THE TASK:
Report every line from the following entries that contains the string "expanded".

───── INPUT ─────

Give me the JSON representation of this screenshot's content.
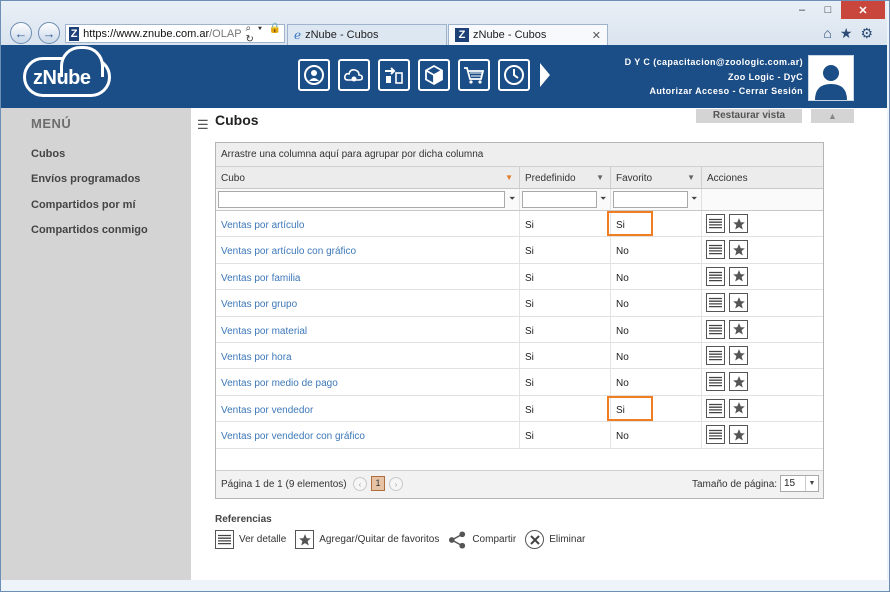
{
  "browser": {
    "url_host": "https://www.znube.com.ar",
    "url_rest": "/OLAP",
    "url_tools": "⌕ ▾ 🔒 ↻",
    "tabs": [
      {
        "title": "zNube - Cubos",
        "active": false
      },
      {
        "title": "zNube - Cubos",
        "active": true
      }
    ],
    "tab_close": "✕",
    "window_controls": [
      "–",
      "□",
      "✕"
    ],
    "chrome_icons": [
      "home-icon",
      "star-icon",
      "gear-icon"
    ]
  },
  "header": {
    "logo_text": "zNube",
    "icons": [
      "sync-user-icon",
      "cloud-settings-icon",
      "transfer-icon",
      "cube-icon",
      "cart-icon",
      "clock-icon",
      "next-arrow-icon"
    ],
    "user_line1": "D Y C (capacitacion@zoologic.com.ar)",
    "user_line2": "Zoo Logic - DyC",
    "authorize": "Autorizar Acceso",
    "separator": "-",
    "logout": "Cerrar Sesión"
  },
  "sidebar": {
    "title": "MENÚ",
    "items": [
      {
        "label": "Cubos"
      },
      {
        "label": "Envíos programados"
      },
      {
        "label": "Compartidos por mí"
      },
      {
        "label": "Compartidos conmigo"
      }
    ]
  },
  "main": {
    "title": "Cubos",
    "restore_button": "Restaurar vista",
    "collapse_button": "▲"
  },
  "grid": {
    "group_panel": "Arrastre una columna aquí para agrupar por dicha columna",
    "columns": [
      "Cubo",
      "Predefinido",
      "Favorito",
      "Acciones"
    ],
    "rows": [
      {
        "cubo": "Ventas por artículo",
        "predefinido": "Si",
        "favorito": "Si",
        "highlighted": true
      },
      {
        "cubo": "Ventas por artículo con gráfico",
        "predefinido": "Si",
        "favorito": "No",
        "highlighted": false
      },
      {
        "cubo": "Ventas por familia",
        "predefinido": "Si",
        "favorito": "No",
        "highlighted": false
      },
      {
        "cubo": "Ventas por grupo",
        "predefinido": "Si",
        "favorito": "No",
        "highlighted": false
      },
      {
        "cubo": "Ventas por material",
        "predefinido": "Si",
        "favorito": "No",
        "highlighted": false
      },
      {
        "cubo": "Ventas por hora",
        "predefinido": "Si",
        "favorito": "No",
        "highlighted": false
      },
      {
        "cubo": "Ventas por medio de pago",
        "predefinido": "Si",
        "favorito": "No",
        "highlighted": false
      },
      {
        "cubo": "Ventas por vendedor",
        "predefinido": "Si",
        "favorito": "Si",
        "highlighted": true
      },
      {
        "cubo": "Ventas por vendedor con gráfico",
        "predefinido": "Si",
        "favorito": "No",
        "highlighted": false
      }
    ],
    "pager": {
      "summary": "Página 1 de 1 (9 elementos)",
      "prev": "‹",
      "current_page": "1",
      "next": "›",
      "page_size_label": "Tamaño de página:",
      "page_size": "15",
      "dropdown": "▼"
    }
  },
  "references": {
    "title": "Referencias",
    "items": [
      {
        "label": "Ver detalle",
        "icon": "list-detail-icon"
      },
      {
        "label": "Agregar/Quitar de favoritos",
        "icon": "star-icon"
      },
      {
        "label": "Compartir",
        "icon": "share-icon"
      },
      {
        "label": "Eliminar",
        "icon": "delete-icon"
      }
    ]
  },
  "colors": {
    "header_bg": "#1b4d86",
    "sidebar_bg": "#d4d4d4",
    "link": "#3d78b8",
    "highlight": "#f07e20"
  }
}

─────
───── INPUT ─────

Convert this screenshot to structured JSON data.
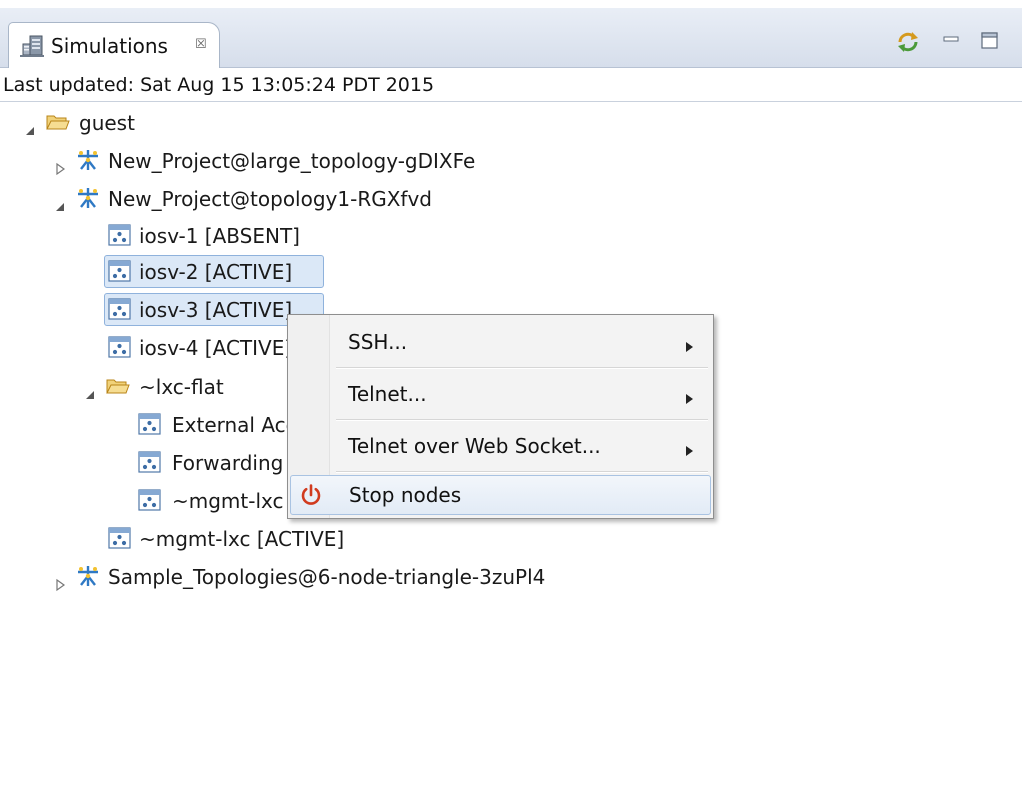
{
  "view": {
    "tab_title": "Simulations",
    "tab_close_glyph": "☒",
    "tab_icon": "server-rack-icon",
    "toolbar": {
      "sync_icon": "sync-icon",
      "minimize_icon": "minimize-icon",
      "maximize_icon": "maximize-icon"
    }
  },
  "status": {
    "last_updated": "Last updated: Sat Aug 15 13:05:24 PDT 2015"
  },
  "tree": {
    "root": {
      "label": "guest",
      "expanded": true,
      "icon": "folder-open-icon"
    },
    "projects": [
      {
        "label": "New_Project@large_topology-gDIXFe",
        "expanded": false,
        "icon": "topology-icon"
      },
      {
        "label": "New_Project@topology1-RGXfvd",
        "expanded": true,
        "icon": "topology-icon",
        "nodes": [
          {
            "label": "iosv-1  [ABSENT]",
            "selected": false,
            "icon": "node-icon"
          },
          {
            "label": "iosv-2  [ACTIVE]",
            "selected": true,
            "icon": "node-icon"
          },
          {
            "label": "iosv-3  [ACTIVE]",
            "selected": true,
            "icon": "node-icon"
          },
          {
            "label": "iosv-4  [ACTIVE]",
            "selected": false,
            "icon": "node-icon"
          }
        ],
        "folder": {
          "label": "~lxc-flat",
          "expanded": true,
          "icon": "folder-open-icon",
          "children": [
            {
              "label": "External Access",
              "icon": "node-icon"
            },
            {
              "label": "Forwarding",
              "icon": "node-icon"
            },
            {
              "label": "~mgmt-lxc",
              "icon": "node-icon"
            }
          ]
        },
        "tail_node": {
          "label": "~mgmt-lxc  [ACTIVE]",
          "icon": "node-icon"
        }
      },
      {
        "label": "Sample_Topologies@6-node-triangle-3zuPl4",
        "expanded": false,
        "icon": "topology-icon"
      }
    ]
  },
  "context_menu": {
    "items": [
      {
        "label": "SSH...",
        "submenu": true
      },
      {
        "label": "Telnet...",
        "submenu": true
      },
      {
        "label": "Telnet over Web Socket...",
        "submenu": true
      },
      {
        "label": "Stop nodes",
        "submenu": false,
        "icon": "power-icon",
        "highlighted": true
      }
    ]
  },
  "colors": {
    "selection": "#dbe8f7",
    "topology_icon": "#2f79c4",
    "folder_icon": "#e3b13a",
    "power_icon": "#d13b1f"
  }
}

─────

COMPLETED EXERCISE:
      "expanded": true,
        "expanded": false,
        "expanded": true,
          "expanded": true,
        "expanded": false,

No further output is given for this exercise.